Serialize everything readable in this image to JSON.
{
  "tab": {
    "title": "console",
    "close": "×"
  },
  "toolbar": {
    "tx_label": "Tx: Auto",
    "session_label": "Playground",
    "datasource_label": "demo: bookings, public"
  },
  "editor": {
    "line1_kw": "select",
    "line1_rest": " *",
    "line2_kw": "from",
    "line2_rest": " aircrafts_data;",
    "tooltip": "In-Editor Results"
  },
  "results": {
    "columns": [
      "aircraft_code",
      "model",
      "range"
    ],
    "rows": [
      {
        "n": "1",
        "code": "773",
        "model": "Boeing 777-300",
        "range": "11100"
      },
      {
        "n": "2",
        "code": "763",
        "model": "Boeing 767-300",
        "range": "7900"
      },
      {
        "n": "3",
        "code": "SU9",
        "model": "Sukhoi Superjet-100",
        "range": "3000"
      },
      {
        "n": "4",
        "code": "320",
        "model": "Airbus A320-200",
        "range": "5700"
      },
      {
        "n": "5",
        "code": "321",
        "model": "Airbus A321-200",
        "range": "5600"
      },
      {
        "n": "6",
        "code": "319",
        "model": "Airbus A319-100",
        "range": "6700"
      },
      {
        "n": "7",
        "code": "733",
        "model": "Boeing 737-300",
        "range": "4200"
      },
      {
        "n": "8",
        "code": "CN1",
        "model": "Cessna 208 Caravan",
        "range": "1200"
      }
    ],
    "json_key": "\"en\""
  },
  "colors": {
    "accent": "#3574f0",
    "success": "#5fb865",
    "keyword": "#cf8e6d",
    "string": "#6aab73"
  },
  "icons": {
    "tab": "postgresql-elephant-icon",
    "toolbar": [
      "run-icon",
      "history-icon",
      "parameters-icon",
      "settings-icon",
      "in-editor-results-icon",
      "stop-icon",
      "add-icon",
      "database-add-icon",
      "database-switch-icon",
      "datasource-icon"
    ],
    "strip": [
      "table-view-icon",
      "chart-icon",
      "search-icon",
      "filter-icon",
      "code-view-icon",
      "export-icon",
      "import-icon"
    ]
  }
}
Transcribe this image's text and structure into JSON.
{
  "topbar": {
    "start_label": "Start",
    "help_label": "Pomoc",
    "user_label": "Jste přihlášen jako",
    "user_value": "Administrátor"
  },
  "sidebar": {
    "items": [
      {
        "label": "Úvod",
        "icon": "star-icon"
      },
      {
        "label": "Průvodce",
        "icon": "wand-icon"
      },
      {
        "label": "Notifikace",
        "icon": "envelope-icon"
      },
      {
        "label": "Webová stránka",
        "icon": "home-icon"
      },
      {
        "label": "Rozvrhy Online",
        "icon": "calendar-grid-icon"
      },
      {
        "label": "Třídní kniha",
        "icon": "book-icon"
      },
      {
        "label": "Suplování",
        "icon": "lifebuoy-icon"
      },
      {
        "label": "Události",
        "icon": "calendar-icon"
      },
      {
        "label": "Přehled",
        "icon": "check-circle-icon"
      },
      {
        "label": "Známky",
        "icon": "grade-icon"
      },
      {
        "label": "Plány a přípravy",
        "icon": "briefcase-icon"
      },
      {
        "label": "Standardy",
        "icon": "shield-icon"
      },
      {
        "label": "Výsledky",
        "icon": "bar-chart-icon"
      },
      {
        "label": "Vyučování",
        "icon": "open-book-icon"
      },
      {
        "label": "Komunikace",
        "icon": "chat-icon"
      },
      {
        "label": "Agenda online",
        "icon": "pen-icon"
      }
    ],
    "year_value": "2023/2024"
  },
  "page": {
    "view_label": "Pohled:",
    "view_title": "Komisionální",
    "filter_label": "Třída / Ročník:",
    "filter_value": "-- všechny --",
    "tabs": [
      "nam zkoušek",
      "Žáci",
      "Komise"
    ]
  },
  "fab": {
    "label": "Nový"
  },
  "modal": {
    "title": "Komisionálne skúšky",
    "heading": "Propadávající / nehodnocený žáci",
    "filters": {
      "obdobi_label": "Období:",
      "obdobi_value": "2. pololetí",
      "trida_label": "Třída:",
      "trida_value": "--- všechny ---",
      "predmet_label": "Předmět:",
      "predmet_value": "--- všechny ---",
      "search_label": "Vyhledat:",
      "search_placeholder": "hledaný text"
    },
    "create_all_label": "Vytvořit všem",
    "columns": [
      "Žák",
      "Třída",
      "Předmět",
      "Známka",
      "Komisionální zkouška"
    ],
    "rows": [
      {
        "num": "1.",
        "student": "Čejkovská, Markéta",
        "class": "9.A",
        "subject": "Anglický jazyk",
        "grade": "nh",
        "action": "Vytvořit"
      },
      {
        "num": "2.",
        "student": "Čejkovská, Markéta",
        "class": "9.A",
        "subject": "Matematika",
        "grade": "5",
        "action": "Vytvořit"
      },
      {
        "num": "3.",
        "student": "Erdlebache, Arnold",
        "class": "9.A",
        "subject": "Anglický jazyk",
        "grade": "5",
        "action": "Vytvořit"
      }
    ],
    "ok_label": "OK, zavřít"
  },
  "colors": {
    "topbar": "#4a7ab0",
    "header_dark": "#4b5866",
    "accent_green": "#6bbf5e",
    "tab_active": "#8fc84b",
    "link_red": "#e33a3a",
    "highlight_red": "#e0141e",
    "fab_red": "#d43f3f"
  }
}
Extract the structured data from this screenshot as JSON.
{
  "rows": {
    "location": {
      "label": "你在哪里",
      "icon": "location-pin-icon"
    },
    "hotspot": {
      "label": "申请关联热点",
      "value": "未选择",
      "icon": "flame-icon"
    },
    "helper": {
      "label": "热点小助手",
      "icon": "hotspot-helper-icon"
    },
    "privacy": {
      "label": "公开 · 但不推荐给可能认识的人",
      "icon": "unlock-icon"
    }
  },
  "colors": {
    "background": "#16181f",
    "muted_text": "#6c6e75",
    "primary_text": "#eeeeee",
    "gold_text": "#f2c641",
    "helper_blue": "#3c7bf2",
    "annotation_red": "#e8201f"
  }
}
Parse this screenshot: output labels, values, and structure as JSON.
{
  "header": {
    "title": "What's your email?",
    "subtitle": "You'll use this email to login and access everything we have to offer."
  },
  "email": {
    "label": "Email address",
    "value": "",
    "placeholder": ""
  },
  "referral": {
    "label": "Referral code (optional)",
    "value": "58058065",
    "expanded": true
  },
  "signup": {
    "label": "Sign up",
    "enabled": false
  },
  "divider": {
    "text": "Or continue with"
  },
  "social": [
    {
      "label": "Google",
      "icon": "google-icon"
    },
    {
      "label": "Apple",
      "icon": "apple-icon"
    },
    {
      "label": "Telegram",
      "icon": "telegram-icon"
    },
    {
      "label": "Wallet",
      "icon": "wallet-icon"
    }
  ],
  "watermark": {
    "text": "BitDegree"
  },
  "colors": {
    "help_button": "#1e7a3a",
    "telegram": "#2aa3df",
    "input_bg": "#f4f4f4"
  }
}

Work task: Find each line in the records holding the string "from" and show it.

Answer section:
    "line2_kw": "from",
Extract the structured data from this screenshot as JSON.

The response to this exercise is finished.